The recent turn in the scholarship of transitional justice that studies how states and societies engage with the legacy of mass atrocity has been to investigate the women’s perspective on post-conflict justice. This welcome development in the field is part of an effort to investigate a paradox: transitional justice measures do not necessarily deliver either justice or reconciliation, which are their key aims, and, by contrast, often entrench injustice. The gender perspective has shone the light on blind spots in this scholarship that result in highly gendered masculinized versions of post-conflict justice. This paper furthers the study of women’s voice in post-conflict justice processes. It brings together the scholarship of transitional justice and the theory of deliberative democracy. Scholars of deliberative democracy have also highlighted inequalities in women’s participation in deliberation, concerning both the conditions for deliberation and the frequency of women’s contributions. This research tests and critiques the scholarly proposition of (in)visible women in the deliberation of transitional justice. It argues that more can be gleaned about women’s contribution to transitional justice from the analysis of the kind of voice women have and its implications for post-conflict rehabilitation. Is their contribution self-interested? Do they reach more across ethnic divides than men? Are their contributions more reconciliatory? The evidence is drawn from a comparative quantitative analysis of 1,211 statements of contributors during the deliberation of transitional justice in the Balkans.

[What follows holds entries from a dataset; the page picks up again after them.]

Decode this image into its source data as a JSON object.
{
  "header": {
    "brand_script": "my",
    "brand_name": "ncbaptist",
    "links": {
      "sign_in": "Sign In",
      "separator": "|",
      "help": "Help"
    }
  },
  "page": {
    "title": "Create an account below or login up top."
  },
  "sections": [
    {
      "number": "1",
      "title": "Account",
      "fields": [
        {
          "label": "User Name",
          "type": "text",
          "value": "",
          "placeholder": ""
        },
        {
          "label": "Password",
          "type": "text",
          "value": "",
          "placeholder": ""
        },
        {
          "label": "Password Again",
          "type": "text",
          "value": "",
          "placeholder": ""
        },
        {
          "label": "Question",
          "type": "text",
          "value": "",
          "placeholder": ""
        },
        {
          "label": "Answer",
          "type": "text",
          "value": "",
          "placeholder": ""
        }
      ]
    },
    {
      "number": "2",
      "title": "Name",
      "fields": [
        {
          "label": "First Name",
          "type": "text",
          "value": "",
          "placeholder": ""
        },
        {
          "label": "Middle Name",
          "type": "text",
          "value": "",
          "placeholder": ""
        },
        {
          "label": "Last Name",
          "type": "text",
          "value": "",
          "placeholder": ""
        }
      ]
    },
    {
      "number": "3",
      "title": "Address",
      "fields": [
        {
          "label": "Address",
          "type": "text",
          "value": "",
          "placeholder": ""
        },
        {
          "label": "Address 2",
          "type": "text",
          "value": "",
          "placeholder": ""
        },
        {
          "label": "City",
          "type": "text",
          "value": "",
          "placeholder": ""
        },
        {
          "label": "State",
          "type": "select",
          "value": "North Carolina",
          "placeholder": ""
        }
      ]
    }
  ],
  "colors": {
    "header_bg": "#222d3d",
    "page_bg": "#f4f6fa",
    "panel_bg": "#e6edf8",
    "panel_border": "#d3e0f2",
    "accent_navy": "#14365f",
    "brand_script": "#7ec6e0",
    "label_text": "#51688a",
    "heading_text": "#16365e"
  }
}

After the Fact: War Crime Witnesses Encounter Justice

On 7 June 2017, Henry Redwood, an ESRC-funded PhD candidate in the War Studies Department at King’s College London and as a research associate on the AHRC-funded project, ‘Art & Reconciliation: Conflict, Culture and Community,’ screened the film After the Fact, at the invitation of LSE’s Conflict Research Group, based at the Department of Government, LSE.

The film is based on a chapter of Henry Redwood’s doctoral research on the International Criminal Tribunal for Rwanda (ICTR). It is a powerful attempt to present research in a new and thought-provoking way. His focus in this segment of his work how witnesses of war crimes encounter and experience international criminal justice, it means to witness an atrocity, the legitimacy of the current international criminal justice project. He argues that the process fails the witnesses, who often feel disappointed and betrayed by the entire process, as well as traumatised having to relive the abuse by retelling it.

During a discussion led by Dr Denisa Kostovicova, who is Associate Professor in Global Politics at the Department of Government, LSE, and co-investigator on the AHRC-funded project, ‘Art & Reconciliation: Conflict, Culture and Community,’ Henry Redwood elaborated on the value of art in the context of transitional justice, and the challenge of presenting academic research in an artistic form.

A lively discussion turned to questions not just about art and its role in opening a debate about difficult issues concerning the mass atrocity and violations of human rights, but also about the creative process. What is it like to translate the thesis into a film? One interesting point he made was that he felt that he had to elide lots of complexity — because of the time constraints and the medium. But, on the other hand, the medium – through sound, shots from the back, etc. also adds a different kind of subtlety and complexity. Also, Henry reflected on his work saying that his academic focus in on silences, and what is unsaid in the criminal trials — whereas he felt that through this creative process he himself was silenced as he could not express everything in such a short film — and in a way went through the same process as the witnesses he was studying.

Denisa Kostovicova

WARM Festival, Sarajevo, 28 June – 2 July 2017

The WARM Festival is taking place in Sarajevo from 28 June to 2 July 2017.

Alongside, there will be a conference organised by Paul Lowe and Tiffany Fairey:

Why Remember? Memory and Forgetting in Times of War and Its Aftermath
30 June – 2 July
Sponsored by:
PARC, University of the Arts, London
Salem State University, Massachusetts, USA
and WARM Festival, Sarajevo, Bosnia